This summer I’ve been submerging myself in fiction again, after a little break with some non-fiction. I discovered the wonder of Grahame Greene, finally read ‘Rebecca’, and worked my way through a host of unread books I’d been adding to my bookcase over the year. The act of reading is one in which I am most at ease during the holidays. The niggling thought that I should be doing something else dissipates and my time is my own. I leave no time or space between books, almost literally, and that pile of books which had been building up over the last few months starts to decrease.
With no pause between books how could I possibly reflect on what I’d read, something I ask my students to do after reading a book? Of course, I couldn’t. Stopping after each book, thinking for a bit, or even writing about it, is not something that experienced readers do an awful lot of. Of course we internalise what we read – I could talk about ‘Our Man in Havana’ for hours if you asked – but good readers can do that. We live the lives of readers and the reflection part is built in, ingrained in what we do. Our students don’t often have habit that yet.
I return to teaching tomorrow and will, for the first time, meet about 150 new students. Some of them may have been with me before but I like to spend that first day, or at least some of the time, talking about the reading we will be doing and why it is important for them. Each will have a reading journal – they will write in that once or twice a fortnight – and part of their role will be to write about the things which I now take for granted. However, to begin with anyway, it will be more important to get books into their hands. The refection bit will come later.

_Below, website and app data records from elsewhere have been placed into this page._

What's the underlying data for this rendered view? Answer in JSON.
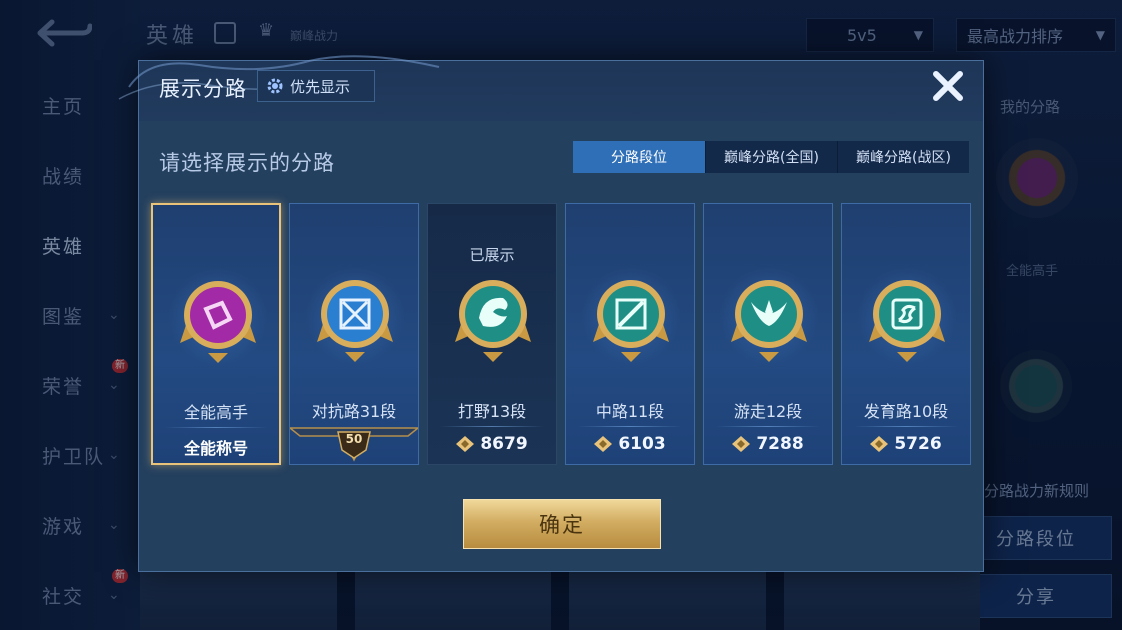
{
  "background": {
    "nav_items": [
      {
        "label": "主页",
        "chevron": false,
        "new": false
      },
      {
        "label": "战绩",
        "chevron": false,
        "new": false
      },
      {
        "label": "英雄",
        "chevron": false,
        "new": false,
        "active": true
      },
      {
        "label": "图鉴",
        "chevron": true,
        "new": false
      },
      {
        "label": "荣誉",
        "chevron": true,
        "new": true
      },
      {
        "label": "护卫队",
        "chevron": true,
        "new": false
      },
      {
        "label": "游戏",
        "chevron": true,
        "new": false
      },
      {
        "label": "社交",
        "chevron": true,
        "new": true
      }
    ],
    "new_badge": "新",
    "top_title": "英雄",
    "peak_label": "巅峰战力",
    "mode_select": "5v5",
    "sort_select": "最高战力排序",
    "my_route": "我的分路",
    "right_label": "全能高手",
    "rule_link": "分路战力新规则",
    "route_rank_button": "分路段位",
    "share_button": "分享"
  },
  "dialog": {
    "title": "展示分路",
    "priority_button": "优先显示",
    "subtitle": "请选择展示的分路",
    "tabs": [
      {
        "label": "分路段位",
        "active": true
      },
      {
        "label": "巅峰分路(全国)",
        "active": false
      },
      {
        "label": "巅峰分路(战区)",
        "active": false
      }
    ],
    "cards": [
      {
        "name": "全能高手",
        "footer": "全能称号",
        "type": "title",
        "emblem": "all-round",
        "selected": true
      },
      {
        "name": "对抗路31段",
        "footer": "50",
        "type": "level",
        "emblem": "clash-lane"
      },
      {
        "name": "打野13段",
        "footer": "8679",
        "type": "score",
        "emblem": "jungle",
        "shown_label": "已展示",
        "shown": true
      },
      {
        "name": "中路11段",
        "footer": "6103",
        "type": "score",
        "emblem": "mid-lane"
      },
      {
        "name": "游走12段",
        "footer": "7288",
        "type": "score",
        "emblem": "roam"
      },
      {
        "name": "发育路10段",
        "footer": "5726",
        "type": "score",
        "emblem": "farm-lane"
      }
    ],
    "confirm_button": "确定"
  },
  "colors": {
    "accent_blue": "#2f6fb8",
    "gold": "#d2ad62",
    "selected_border": "#e9c37a",
    "emblem_purple": "#a02aa0",
    "emblem_teal": "#1f8f86",
    "emblem_blue": "#2a7fd1"
  }
}
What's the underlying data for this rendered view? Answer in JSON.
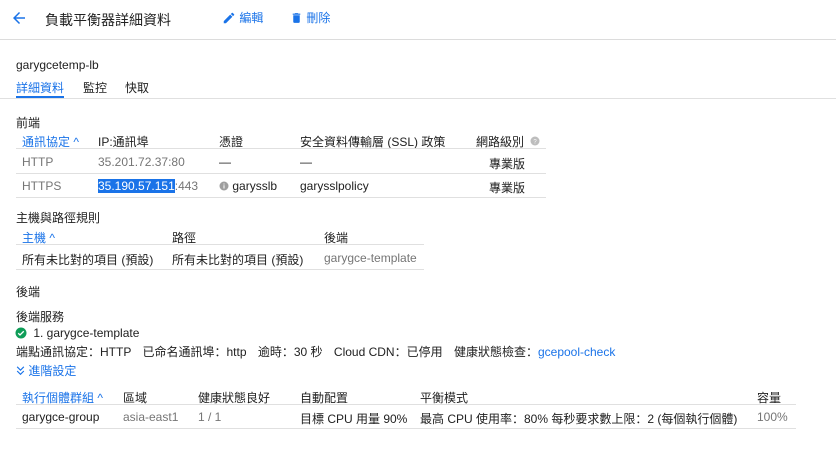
{
  "header": {
    "title": "負載平衡器詳細資料",
    "edit_label": "編輯",
    "delete_label": "刪除"
  },
  "lb_name": "garygcetemp-lb",
  "tabs": [
    {
      "label": "詳細資料",
      "active": true
    },
    {
      "label": "監控",
      "active": false
    },
    {
      "label": "快取",
      "active": false
    }
  ],
  "frontend": {
    "title": "前端",
    "columns": [
      "通訊協定",
      "IP:通訊埠",
      "憑證",
      "安全資料傳輸層 (SSL) 政策",
      "網路級別"
    ],
    "rows": [
      {
        "protocol": "HTTP",
        "ip_port": "35.201.72.37:80",
        "cert": "—",
        "ssl_policy": "—",
        "tier": "專業版"
      },
      {
        "protocol": "HTTPS",
        "ip_selected": "35.190.57.151",
        "port_suffix": ":443",
        "cert": "garysslb",
        "ssl_policy": "garysslpolicy",
        "tier": "專業版"
      }
    ]
  },
  "host_rules": {
    "title": "主機與路徑規則",
    "columns": [
      "主機",
      "路徑",
      "後端"
    ],
    "row": {
      "host": "所有未比對的項目 (預設)",
      "path": "所有未比對的項目 (預設)",
      "backend": "garygce-template"
    }
  },
  "backend": {
    "title": "後端",
    "services_title": "後端服務",
    "service_name": "1. garygce-template",
    "props": {
      "endpoint_protocol_label": "端點通訊協定：",
      "endpoint_protocol": "HTTP",
      "named_port_label": "已命名通訊埠：",
      "named_port": "http",
      "timeout_label": "逾時：",
      "timeout": "30 秒",
      "cdn_label": "Cloud CDN：",
      "cdn": "已停用",
      "health_label": "健康狀態檢查：",
      "health_check": "gcepool-check"
    },
    "advanced_label": "進階設定",
    "columns": [
      "執行個體群組",
      "區域",
      "健康狀態良好",
      "自動配置",
      "平衡模式",
      "容量"
    ],
    "row": {
      "group": "garygce-group",
      "region": "asia-east1",
      "healthy": "1 / 1",
      "autoscale": "目標 CPU 用量 90%",
      "balance": "最高 CPU 使用率：80% 每秒要求數上限：2 (每個執行個體)",
      "capacity": "100%"
    }
  },
  "colors": {
    "accent": "#1a73e8",
    "success": "#0f9d58"
  }
}
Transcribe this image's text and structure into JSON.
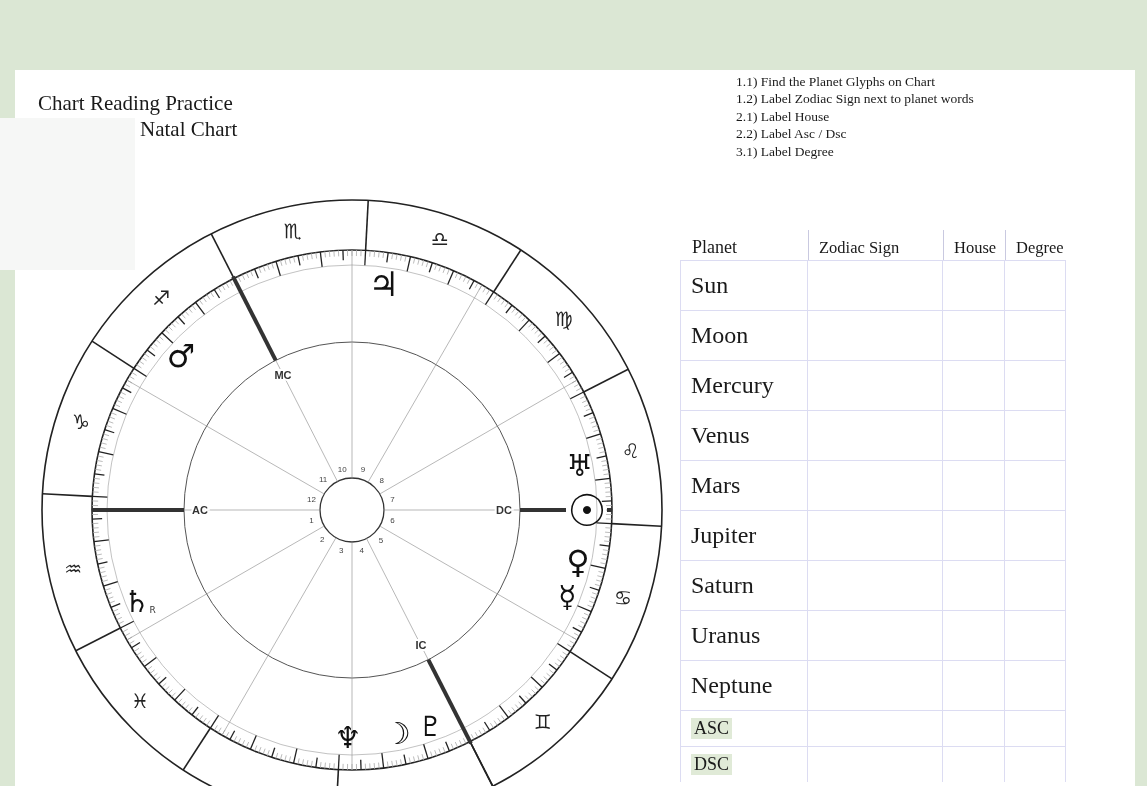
{
  "document": {
    "title": "Chart Reading Practice",
    "subtitle": "Natal Chart"
  },
  "instructions": [
    "1.1) Find the Planet Glyphs on Chart",
    "1.2) Label Zodiac Sign next to planet words",
    "2.1) Label House",
    "2.2) Label Asc / Dsc",
    "3.1) Label Degree"
  ],
  "natal_chart": {
    "zodiac_signs": [
      "♏",
      "♎",
      "♐",
      "♍",
      "♑",
      "♌",
      "♒",
      "♋",
      "♓",
      "♊"
    ],
    "planets": [
      {
        "glyph": "♃"
      },
      {
        "glyph": "♂"
      },
      {
        "glyph": "♅"
      },
      {
        "glyph": "☉"
      },
      {
        "glyph": "♀"
      },
      {
        "glyph": "♄",
        "retrograde_mark": "R"
      },
      {
        "glyph": "☿"
      },
      {
        "glyph": "♆"
      },
      {
        "glyph": "☽"
      },
      {
        "glyph": "♇"
      }
    ],
    "angles": [
      "AC",
      "DC",
      "MC",
      "IC"
    ],
    "house_numbers": [
      "1",
      "2",
      "3",
      "4",
      "5",
      "6",
      "7",
      "8",
      "9",
      "10",
      "11",
      "12"
    ]
  },
  "table": {
    "columns": [
      "Planet",
      "Zodiac Sign",
      "House",
      "Degree"
    ],
    "rows": [
      {
        "planet": "Sun",
        "highlighted": false
      },
      {
        "planet": "Moon",
        "highlighted": false
      },
      {
        "planet": "Mercury",
        "highlighted": false
      },
      {
        "planet": "Venus",
        "highlighted": false
      },
      {
        "planet": "Mars",
        "highlighted": false
      },
      {
        "planet": "Jupiter",
        "highlighted": false
      },
      {
        "planet": "Saturn",
        "highlighted": false
      },
      {
        "planet": "Uranus",
        "highlighted": false
      },
      {
        "planet": "Neptune",
        "highlighted": false
      },
      {
        "planet": "ASC",
        "highlighted": true
      },
      {
        "planet": "DSC",
        "highlighted": true
      }
    ]
  }
}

When it coms to reluctant readers it is important to remember that the quality of the book itself might not be the most important thing at the beginning. I’m happy for them to choose any book to start with just to get that habit on its way. Many of these guys will be coming to us with negative reading experiences so rejection of their early choices merely adds to that. Let them choose whatever they want: when they start to read you can begin to push books over their desk towards them, once you get to know them. And I won’t worry whether they choose to reflect too much on those books.
While I don’t necessarily reflect on individual books any more, preferring to submerge myself into the act of reading, it is important that we remember that when we meet new classes. There is nothing worse than asking kids to write a book review, especially reluctant readers. Don’t concern them with chin scratching and reflecting. Reading is a habit not an isolated action. It’s more important that we begin the sometimes long process of allowing them to develop that habit, along with an awareness of what being a reader looks like. Some will get there quicker than others. But it’s hugely important that they do get there.
It’s not the first time I’ve heard it but when, at a lecture at Strathclyde University recently, Michael Apple stressed the point that ‘Education is political’ something resonated with me. At a time in Scotland when the gap between rich and poor has never been wider, it is a point that we should ignore at our peril. For, while school is and never should be seen as the place to solve all of society’s ills, it is incumbent on all of us to do our bit. Improving the literacy of all of our citizens is a political act. What’s more worrying is when education becomes a tool to be used for political gain.
The Scottish Government’s policy of reintroducing National Assessment is on its way. Despite attempts to discover where the policy originated or which research was accessed – see James McEnaney’s excellent work on this here – we are told merely that this is will be ‘for the best’. National Assessment seems to go against the grain of the principles of Curriculum for Excellent and, regardless of your thoughts on that, it is the Scottish Curriculum. Without the support of teachers it will become a policy fraught with tension and the Government will have a hard job of convincing us of the merits of these National Assessments.
What troubles me is that, in an era of massive constitutional upheaval and the louder and harsher calls for IndyRef2, SNP policy seems to be taking a surge to the right in order to attract traditional ‘No’ voters rather than stick to the more left leaning approaches which garnered so much support over the last ten years. No-one should pretend that the SNP are a left leaning party; they merely, cleverly, stepped into a hole left bare by the inadequacies of Scottish Labour. However, education is political but not a political tool. I want the best policies for the children in my class, not for the SNP.
I’m still not convinced how and why any new assessment will provide me with any information I don’t already have. I see a whole load of additional admin; I see a whole load of additional stress; I see league tables, which will be created regardless of the intentions of Government. Part of the change to Curriculum for Excellence was the focus on local needs and the increased value of the professional judgment of teachers. Those shouldn’t be followed with a ‘but’. I know how well my students are doing. Comparing them nationally at an early age seems nonsensical.
It’s not that I’m completely against Government intervention in Education; that would be daft. But if there is so much opposition to a policy which those in charge find difficult to justify beyond a few practiced lines then we really must start to question them. Along with slightly idealistic and simplistic approaches to Reading for Pleasure, which I write about here, I want to trust a Government which takes decisions based on current research and up-to-date thinking, not one which looks to cement it’s political foothold. I’m not convinced that’s the case at the moment. Education is a political football. Literacy is a political football. We shouldn’t allow anyone to play games with that.